CRC YouTube Channel

Clearwater Resource Council created six 30-second public service announcements to alert Montana's citizens about Aquatic Invasive Mussels. They are ready for you to view, copy a URL link, or get the ‘embed code’ to use from the CRC YouTube Channel. Please use them free of charge, on your websites, Facebook or other social media platforms. DNRC will release them in a paid media blitz in the spring of 2019, but we want to get them to a wide audience now. Choose one or more that are appropriate for your organization, agency or company. The content scripts are provided on a downloadable flyer (click here) and target boaters, anglers, ranchers, energy consumers and the general public.

View the individual spots at:

If you want any of the actual PSA videos sent to you directly, contact Jenny Rohrer, CRC Outreach Director at or call 406-754-0034.

Keeping Clearwater

The Clearwater watershed of Western Montana is among the most beautiful and ecologically important in our region. Yet our lakes and streams face significant challenges: failing septic systems, a history of intensive logging and roading, rising temperatures and changing flows with climate change that threaten their capacity to absorb the changes. Keeping Clearwater vividly illustrates how local students and residents have become skilled and informed ‘citizen scientists’ with a commitment to monitor and learn about our streams and lakes.  Working hand in hand with natural resource agencies, other non-profit organizations, universities and local schools, they have collected new information on the health of our local waters and have begun the work needed to restore and conserve them for the future. Keeping Clearwater is both informative and an inspiration to other communities who are working to protect our most valuable natural resource – water.

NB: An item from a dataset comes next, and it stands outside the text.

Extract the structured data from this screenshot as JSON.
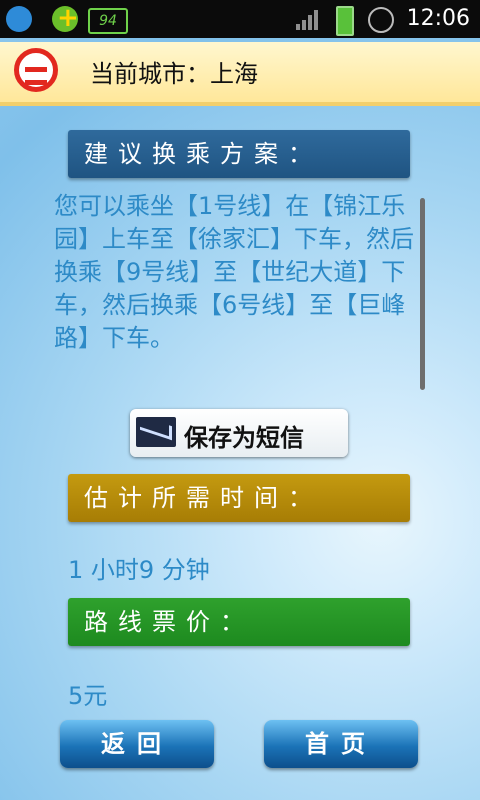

Shelby Holmes, the writer and director of Students in Action with Climate Change, was in 7th grade at Seeley Lake Elementary when the Seeley Lake schools began their involvement with the Clearwater Resource Council and the “Students in Action” program”. Spearheaded by Junior High teacher Patti Bartlett andHigh School Biology teacher Tonya Smith, over a hundred students have become 'citizen scientists', gaining hydrology skills as they actively monitor the vitality of the nearby Morrell Creek, a primary Bull Trout habitat.


Over 100 parents and students attend the premier showing of Students in Action with Climate Change directed by Seeley Lake college student Shelby Holmes in September 2015.